I need the records below retyped exactly.

[[ Data for processing, beginning ]]

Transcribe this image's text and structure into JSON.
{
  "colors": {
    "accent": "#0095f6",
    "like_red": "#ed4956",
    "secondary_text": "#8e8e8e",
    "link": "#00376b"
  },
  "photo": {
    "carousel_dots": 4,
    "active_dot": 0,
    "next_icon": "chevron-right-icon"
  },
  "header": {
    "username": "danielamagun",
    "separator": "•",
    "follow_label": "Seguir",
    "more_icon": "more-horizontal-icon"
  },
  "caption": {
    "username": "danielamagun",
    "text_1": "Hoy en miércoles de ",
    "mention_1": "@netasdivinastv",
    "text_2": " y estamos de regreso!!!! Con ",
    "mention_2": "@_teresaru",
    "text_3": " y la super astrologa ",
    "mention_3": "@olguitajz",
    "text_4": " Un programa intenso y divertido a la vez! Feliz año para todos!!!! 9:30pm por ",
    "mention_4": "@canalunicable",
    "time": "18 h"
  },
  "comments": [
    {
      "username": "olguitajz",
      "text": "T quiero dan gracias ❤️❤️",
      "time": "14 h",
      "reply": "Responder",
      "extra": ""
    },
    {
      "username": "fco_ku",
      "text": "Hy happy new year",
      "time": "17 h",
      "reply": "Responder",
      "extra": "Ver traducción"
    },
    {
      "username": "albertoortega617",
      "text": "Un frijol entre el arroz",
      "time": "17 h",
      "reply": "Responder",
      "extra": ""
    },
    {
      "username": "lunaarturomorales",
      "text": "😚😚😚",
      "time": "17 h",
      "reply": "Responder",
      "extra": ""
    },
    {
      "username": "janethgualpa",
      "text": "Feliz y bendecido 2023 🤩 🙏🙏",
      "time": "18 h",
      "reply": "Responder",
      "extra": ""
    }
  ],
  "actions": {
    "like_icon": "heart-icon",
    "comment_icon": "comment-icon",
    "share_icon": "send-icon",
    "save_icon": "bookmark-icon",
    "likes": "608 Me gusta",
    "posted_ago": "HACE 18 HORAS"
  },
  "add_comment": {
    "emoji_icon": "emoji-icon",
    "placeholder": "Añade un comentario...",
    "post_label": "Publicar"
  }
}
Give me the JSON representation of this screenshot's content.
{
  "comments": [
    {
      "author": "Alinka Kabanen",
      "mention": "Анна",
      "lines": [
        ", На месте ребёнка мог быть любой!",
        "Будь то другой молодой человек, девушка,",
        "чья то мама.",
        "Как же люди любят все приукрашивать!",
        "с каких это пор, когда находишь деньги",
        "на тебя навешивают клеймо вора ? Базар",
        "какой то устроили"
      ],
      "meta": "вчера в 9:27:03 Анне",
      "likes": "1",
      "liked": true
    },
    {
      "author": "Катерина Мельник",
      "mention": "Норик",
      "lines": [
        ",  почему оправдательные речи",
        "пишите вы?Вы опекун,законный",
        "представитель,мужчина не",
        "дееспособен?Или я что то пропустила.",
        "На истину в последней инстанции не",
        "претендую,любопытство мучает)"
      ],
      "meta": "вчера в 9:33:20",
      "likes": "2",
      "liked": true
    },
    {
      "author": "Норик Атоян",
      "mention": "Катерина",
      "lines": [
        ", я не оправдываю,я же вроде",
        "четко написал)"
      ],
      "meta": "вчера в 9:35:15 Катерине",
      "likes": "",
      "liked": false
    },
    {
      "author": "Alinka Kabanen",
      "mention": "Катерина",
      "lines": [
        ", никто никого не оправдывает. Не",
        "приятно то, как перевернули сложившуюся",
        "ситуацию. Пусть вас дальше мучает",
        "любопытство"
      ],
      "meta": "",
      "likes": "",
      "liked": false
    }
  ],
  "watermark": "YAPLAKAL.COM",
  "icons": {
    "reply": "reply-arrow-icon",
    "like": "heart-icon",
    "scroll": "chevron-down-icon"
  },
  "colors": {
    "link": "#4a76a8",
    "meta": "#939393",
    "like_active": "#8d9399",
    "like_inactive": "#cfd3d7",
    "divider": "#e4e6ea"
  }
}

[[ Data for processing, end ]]

**Answer to the exercise:**
Transcribe this image's text and structure into JSON.
{
  "colors": {
    "accent": "#0095f6",
    "like_red": "#ed4956",
    "secondary_text": "#8e8e8e",
    "link": "#00376b"
  },
  "photo": {
    "carousel_dots": 4,
    "active_dot": 0,
    "next_icon": "chevron-right-icon"
  },
  "header": {
    "username": "danielamagun",
    "separator": "•",
    "follow_label": "Seguir",
    "more_icon": "more-horizontal-icon"
  },
  "caption": {
    "username": "danielamagun",
    "text_1": "Hoy en miércoles de ",
    "mention_1": "@netasdivinastv",
    "text_2": " y estamos de regreso!!!! Con ",
    "mention_2": "@_teresaru",
    "text_3": " y la super astrologa ",
    "mention_3": "@olguitajz",
    "text_4": " Un programa intenso y divertido a la vez! Feliz año para todos!!!! 9:30pm por ",
    "mention_4": "@canalunicable",
    "time": "18 h"
  },
  "comments": [
    {
      "username": "olguitajz",
      "text": "T quiero dan gracias ❤️❤️",
      "time": "14 h",
      "reply": "Responder",
      "extra": ""
    },
    {
      "username": "fco_ku",
      "text": "Hy happy new year",
      "time": "17 h",
      "reply": "Responder",
      "extra": "Ver traducción"
    },
    {
      "username": "albertoortega617",
      "text": "Un frijol entre el arroz",
      "time": "17 h",
      "reply": "Responder",
      "extra": ""
    },
    {
      "username": "lunaarturomorales",
      "text": "😚😚😚",
      "time": "17 h",
      "reply": "Responder",
      "extra": ""
    },
    {
      "username": "janethgualpa",
      "text": "Feliz y bendecido 2023 🤩 🙏🙏",
      "time": "18 h",
      "reply": "Responder",
      "extra": ""
    }
  ],
  "actions": {
    "like_icon": "heart-icon",
    "comment_icon": "comment-icon",
    "share_icon": "send-icon",
    "save_icon": "bookmark-icon",
    "likes": "608 Me gusta",
    "posted_ago": "HACE 18 HORAS"
  },
  "add_comment": {
    "emoji_icon": "emoji-icon",
    "placeholder": "Añade un comentario...",
    "post_label": "Publicar"
  }
}
Give me the JSON representation of this screenshot's content.
{
  "comments": [
    {
      "author": "Alinka Kabanen",
      "mention": "Анна",
      "lines": [
        ", На месте ребёнка мог быть любой!",
        "Будь то другой молодой человек, девушка,",
        "чья то мама.",
        "Как же люди любят все приукрашивать!",
        "с каких это пор, когда находишь деньги",
        "на тебя навешивают клеймо вора ? Базар",
        "какой то устроили"
      ],
      "meta": "вчера в 9:27:03 Анне",
      "likes": "1",
      "liked": true
    },
    {
      "author": "Катерина Мельник",
      "mention": "Норик",
      "lines": [
        ",  почему оправдательные речи",
        "пишите вы?Вы опекун,законный",
        "представитель,мужчина не",
        "дееспособен?Или я что то пропустила.",
        "На истину в последней инстанции не",
        "претендую,любопытство мучает)"
      ],
      "meta": "вчера в 9:33:20",
      "likes": "2",
      "liked": true
    },
    {
      "author": "Норик Атоян",
      "mention": "Катерина",
      "lines": [
        ", я не оправдываю,я же вроде",
        "четко написал)"
      ],
      "meta": "вчера в 9:35:15 Катерине",
      "likes": "",
      "liked": false
    },
    {
      "author": "Alinka Kabanen",
      "mention": "Катерина",
      "lines": [
        ", никто никого не оправдывает. Не",
        "приятно то, как перевернули сложившуюся",
        "ситуацию. Пусть вас дальше мучает",
        "любопытство"
      ],
      "meta": "",
      "likes": "",
      "liked": false
    }
  ],
  "watermark": "YAPLAKAL.COM",
  "icons": {
    "reply": "reply-arrow-icon",
    "like": "heart-icon",
    "scroll": "chevron-down-icon"
  },
  "colors": {
    "link": "#4a76a8",
    "meta": "#939393",
    "like_active": "#8d9399",
    "like_inactive": "#cfd3d7",
    "divider": "#e4e6ea"
  }
}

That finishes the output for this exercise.